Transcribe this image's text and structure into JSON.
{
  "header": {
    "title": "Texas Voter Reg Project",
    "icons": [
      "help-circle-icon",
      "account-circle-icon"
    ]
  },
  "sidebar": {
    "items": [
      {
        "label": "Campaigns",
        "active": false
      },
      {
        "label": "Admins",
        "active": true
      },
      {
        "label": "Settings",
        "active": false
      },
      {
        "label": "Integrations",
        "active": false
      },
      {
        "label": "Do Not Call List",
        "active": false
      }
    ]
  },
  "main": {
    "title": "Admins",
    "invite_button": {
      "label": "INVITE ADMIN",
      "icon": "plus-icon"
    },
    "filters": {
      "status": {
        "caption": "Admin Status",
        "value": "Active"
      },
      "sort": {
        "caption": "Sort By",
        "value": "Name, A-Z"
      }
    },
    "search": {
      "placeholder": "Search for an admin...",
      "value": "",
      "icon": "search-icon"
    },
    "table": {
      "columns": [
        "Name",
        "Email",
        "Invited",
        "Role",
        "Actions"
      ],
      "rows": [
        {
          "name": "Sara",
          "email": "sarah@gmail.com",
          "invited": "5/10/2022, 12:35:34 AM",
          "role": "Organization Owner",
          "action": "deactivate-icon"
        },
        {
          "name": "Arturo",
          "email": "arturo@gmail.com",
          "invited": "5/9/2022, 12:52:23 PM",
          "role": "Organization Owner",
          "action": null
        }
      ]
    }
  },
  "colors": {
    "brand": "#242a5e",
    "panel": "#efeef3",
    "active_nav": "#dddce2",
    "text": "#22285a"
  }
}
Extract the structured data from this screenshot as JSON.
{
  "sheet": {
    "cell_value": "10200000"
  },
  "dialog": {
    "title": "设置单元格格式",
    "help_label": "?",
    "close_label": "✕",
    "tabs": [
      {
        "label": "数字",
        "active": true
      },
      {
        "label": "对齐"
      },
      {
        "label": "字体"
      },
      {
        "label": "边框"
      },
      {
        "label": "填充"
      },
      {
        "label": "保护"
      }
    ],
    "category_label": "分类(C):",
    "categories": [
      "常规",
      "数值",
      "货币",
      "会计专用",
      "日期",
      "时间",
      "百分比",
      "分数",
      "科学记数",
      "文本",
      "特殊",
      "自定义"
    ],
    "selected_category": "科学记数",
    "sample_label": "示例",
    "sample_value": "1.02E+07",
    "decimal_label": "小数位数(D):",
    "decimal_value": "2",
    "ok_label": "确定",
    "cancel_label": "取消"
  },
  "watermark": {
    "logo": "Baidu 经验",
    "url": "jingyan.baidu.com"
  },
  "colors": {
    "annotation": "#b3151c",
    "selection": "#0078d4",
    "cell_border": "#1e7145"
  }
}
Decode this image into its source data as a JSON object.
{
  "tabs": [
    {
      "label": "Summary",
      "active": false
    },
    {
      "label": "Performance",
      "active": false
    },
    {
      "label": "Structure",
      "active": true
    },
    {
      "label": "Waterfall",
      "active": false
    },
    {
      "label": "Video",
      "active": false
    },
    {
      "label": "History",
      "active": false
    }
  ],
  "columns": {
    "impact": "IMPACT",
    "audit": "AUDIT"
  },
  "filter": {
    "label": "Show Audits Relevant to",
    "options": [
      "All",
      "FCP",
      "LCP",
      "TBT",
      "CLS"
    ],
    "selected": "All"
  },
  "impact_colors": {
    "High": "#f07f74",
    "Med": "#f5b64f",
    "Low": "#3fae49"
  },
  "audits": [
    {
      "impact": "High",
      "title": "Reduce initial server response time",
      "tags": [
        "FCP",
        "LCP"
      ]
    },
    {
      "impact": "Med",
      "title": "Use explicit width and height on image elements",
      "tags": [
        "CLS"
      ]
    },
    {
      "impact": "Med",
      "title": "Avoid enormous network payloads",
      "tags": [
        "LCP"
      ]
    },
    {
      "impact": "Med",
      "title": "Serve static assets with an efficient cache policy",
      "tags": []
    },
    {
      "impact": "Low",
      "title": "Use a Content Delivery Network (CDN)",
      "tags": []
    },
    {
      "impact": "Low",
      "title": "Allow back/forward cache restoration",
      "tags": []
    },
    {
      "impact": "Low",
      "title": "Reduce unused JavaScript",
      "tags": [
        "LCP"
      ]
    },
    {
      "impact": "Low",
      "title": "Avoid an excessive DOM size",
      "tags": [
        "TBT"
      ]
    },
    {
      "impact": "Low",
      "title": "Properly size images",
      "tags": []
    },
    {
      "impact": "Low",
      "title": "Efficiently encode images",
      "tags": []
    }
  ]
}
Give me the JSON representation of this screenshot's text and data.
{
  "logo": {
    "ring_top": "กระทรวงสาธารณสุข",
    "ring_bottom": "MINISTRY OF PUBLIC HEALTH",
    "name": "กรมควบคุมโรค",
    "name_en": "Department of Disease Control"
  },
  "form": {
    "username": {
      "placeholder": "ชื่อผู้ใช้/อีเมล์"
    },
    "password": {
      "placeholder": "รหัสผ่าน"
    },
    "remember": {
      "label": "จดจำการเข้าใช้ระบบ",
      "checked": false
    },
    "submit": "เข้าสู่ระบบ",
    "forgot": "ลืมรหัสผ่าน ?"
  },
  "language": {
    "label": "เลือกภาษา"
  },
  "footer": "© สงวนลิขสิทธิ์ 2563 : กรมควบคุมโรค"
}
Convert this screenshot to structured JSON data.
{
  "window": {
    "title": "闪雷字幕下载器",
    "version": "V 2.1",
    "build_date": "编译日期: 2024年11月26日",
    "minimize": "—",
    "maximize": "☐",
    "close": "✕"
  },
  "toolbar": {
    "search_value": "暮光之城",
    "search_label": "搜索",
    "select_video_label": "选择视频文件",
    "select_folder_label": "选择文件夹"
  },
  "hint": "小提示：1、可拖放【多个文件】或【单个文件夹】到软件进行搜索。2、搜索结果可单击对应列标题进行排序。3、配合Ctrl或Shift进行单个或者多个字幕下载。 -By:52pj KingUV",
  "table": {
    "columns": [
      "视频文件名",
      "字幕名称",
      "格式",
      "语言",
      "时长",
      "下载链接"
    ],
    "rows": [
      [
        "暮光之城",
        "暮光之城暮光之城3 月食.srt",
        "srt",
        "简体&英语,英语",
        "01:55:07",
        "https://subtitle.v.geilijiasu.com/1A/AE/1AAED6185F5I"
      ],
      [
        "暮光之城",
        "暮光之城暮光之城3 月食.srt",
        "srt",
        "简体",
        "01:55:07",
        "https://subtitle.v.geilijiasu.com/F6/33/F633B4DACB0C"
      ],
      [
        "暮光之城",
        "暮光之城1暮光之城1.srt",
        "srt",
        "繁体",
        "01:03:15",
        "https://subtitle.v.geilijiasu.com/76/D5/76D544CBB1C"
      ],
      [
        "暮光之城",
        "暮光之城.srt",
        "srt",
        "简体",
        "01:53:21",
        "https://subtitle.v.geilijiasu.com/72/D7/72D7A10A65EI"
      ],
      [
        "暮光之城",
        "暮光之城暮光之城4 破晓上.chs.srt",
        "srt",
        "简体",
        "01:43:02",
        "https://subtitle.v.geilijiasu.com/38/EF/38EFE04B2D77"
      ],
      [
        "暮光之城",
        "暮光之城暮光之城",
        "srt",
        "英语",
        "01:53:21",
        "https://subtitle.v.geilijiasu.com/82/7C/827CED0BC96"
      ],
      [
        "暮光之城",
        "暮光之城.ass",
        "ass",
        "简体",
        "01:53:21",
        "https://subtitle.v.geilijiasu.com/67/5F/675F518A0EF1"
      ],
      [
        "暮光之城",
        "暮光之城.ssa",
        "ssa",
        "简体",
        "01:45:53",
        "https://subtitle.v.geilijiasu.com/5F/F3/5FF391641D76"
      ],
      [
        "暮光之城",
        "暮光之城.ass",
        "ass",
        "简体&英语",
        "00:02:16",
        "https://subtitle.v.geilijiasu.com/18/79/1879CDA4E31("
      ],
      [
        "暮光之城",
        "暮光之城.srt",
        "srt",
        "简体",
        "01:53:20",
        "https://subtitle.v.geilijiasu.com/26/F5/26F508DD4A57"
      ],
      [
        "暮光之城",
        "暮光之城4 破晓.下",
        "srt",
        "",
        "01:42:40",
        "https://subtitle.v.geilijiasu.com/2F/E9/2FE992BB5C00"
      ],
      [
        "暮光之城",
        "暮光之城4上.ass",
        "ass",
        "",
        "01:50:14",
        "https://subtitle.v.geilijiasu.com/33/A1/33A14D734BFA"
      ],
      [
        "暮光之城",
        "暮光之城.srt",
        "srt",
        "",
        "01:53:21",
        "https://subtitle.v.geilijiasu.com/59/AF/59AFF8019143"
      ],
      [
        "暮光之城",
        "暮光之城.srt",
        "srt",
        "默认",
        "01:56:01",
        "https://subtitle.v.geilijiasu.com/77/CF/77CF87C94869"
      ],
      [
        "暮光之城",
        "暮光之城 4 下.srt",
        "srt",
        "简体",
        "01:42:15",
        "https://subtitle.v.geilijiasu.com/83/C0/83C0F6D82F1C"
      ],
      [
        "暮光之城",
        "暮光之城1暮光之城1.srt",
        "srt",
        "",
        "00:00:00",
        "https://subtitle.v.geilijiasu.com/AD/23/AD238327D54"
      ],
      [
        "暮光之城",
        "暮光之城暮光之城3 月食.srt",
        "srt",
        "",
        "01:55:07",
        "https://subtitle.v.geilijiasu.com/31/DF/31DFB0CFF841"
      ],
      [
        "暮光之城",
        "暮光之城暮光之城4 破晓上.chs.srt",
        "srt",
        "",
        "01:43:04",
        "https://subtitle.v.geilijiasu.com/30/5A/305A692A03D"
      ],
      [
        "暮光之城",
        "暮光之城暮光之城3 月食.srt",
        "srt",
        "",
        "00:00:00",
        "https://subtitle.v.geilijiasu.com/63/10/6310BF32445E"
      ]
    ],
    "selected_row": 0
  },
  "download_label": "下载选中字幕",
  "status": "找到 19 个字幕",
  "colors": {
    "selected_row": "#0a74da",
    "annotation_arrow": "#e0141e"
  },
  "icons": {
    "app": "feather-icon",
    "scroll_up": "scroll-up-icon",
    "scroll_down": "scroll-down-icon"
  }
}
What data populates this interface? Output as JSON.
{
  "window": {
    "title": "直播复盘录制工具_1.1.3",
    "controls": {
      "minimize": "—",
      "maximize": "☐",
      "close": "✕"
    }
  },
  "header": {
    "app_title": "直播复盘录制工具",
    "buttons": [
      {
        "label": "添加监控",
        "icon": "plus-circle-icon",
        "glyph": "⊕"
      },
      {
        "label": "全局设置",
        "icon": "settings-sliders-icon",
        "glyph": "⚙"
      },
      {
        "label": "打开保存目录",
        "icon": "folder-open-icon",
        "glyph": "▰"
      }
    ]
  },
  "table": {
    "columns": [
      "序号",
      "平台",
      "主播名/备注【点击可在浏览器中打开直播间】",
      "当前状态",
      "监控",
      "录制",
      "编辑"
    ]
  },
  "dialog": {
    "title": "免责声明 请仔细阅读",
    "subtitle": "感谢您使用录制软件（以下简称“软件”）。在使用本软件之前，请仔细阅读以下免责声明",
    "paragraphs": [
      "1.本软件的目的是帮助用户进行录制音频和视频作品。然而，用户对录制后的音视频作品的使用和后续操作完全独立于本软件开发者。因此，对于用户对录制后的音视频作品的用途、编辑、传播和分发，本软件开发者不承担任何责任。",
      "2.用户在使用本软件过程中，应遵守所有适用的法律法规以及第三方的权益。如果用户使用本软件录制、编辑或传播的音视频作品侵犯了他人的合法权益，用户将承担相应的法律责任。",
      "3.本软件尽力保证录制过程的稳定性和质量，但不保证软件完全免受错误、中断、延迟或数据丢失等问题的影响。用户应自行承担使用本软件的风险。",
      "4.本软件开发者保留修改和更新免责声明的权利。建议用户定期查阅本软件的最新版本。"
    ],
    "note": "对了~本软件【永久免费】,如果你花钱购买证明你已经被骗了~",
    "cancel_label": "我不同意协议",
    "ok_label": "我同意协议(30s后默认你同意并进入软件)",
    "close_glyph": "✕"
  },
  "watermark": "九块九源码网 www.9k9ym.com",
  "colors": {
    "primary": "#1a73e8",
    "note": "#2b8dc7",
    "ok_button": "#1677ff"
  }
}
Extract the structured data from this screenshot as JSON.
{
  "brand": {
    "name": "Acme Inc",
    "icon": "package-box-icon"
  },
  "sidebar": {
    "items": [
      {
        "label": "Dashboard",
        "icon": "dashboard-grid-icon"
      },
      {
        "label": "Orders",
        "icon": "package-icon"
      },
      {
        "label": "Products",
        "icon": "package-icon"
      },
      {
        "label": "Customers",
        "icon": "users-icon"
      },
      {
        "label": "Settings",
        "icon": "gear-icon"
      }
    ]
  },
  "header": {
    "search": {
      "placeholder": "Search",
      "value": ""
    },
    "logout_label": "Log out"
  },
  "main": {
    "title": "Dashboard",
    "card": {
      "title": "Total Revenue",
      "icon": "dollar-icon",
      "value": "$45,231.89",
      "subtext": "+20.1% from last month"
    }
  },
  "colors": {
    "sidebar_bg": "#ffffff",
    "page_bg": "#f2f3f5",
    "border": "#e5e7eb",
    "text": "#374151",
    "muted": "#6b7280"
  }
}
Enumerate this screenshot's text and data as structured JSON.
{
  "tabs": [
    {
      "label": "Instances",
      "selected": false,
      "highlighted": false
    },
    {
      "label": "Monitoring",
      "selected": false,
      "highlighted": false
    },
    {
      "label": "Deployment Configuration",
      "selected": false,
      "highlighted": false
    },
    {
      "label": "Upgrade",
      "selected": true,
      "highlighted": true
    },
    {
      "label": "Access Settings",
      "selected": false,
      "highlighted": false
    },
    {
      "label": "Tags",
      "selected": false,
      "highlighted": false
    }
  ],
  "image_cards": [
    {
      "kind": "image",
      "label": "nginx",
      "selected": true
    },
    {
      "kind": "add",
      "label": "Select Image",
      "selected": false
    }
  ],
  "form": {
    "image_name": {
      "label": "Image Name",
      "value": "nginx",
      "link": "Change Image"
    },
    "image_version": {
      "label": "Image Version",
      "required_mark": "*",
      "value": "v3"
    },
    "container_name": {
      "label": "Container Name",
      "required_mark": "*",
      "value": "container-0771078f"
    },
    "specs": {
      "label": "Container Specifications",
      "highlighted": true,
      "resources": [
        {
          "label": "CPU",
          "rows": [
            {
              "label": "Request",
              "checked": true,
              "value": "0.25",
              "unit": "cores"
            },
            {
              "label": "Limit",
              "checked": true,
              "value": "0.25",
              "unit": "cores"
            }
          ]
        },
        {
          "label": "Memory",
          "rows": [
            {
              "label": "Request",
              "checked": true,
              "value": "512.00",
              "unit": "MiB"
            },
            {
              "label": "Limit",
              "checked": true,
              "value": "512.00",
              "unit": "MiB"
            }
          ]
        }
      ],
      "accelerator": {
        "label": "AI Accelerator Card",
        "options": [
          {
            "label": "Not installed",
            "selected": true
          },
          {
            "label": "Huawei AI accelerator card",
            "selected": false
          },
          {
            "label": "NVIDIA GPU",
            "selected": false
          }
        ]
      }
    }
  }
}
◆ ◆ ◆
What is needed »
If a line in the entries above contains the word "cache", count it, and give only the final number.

Exercise answer »
2